Do you often feel out of breath, or as if you are constantly trying to catch your breath? There may be a physiological reason why your body may increase your breathing rate. This may be because there is not enough oxygen within your cells and throughout the body.
Typically, you should expect an oxygen saturation level of between 94-99%. Anything below 90% would be of concern and should be checked over by a physician.
What is an Oximeter?
An Oximeter measures theoretical oxygen being carried within the blood stream. It does so by measuring your pulse. To understand how the pulse indicates oxygen saturation we need to go back to the beginning.
Oxygen in the blood
When we inhale oxygen from the air it travels down into our lungs. Through the windpipe (trachea), into the bronchi, bronchioles and alveoli. Around these alveoli are small blood vessels called capillaries. Through the capillaries, are travelling red blood cells. As the red blood cells pass the alveoli there is a process of gas exchange (see diagram below). One of the roles of red blood cells is to carry oxygen and carbon dioxide around the body using haemoglobin. As the red blood cells pass the alveoli they change from carboxyhemoglobin to oxyhaemoglobin. Normally, only 75% of our red blood cells are saturated at any one time.These then travel to active organs and cells to start the process of respiration.
How does an Oximeter work?
An oximeter passes a beam of light through the finger to a sensor on the other side.
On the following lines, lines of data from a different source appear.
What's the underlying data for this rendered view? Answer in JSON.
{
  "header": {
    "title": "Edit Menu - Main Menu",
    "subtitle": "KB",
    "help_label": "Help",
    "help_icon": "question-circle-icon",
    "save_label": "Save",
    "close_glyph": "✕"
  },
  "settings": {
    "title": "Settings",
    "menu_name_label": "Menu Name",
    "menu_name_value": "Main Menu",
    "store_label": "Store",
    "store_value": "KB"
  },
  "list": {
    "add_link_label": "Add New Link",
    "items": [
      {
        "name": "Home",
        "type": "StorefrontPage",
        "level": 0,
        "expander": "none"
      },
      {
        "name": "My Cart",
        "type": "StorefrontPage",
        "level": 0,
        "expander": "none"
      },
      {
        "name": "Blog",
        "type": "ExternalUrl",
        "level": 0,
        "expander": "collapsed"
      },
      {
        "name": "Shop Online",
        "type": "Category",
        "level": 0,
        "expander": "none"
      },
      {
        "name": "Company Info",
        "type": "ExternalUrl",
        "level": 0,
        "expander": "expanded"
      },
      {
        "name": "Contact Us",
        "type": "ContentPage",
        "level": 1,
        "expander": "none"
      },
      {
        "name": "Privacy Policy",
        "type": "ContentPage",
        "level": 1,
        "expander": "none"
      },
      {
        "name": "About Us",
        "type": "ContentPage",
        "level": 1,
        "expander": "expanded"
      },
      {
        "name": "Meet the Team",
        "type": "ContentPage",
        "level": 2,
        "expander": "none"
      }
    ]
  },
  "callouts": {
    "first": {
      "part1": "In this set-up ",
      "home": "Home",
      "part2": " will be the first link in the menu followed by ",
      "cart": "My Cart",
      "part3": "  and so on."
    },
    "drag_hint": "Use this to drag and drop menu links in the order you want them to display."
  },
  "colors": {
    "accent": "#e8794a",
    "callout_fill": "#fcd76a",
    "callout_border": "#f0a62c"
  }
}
This light detects arterial blood flow which is presented on the monitor under ‘HR’, standing for Heart Rate. This red light detects which of the haemoglobin is in arterial blood. This helps to determine the oxygen saturation of the red blood cells, represented as ‘SpO2’.
Always read the instructions before use.
When might you need an oximeter?
Conditions that may affect oxygen levels include:
- Pulmonary disorders like Chronic obstructive pulmonary disorder (COPD), emphysema, bronchitis, or a collapsed lung or pulmonary embolism.
- High altitude
- High strength pain medication that may supress normal breathing
- Sleep apnea
- Pulmonary fibrosis
- Heart disease or heart defects
COVID and Oxygen Saturation
Since the beginning of the COVID pandemic, NHS England has advised that medical intervention is necessary if oxygen saturation levels began to fall. In the British Medical Journal. it was stated that some people were suffering from silent hypoxia. This is a phenomenon whereby patients have seriously desaturated blood, but without any of the obvious symptoms, such as shortness of breath and fatigue. The following quote has been extracted from the BMJ:
‘Nigel Watson, chief executive of Wessex Local Medical Committees, which is expected to be one of the first areas to implement the monitoring at home scheme, told The BMJ that the evidence was now fairly strong that if oxygen saturation fell to 94% or 93% the mortality risk increased to around 13%, and if it fell below that level, the risk would increase to about 28%.’
This discussion has not been shared to scaremonger or frighten the general public. However, during this pandemic the oximeter has become a first aid essential. It’s likened to having a thermometer or plasters in your first aid kit. An oximeter is one of the precautionary measures that you can take to detect symptoms of the COVID-19 and reduce asymptomatic spreading of the virus.
For more information on Oximeters from public health bodies please check the resources below:
- British Medical Journal - https://www.bmj.com/content/371/bmj.m4151
- NHS - https://www.england.nhs.uk/coronavirus/wp-content/uploads/sites/52/2020/06/Pulse-Oximeter-Easy-Read-final-online-v4.pdf
- NHS- https://www.england.nhs.uk/coronavirus/wp-content/uploads/sites/52/2020/12/C0719_COVID-Isolating-at-Home-Safety-Netting-Leaflet-Revised-FINAL-171220.pdf
- Londonwide LMC - https://www.lmc.org.uk/visageimages/Covid-19/Guide%20to%20using%20pulse%20oximeters%20during%20Covid-19%20pandemic.pdf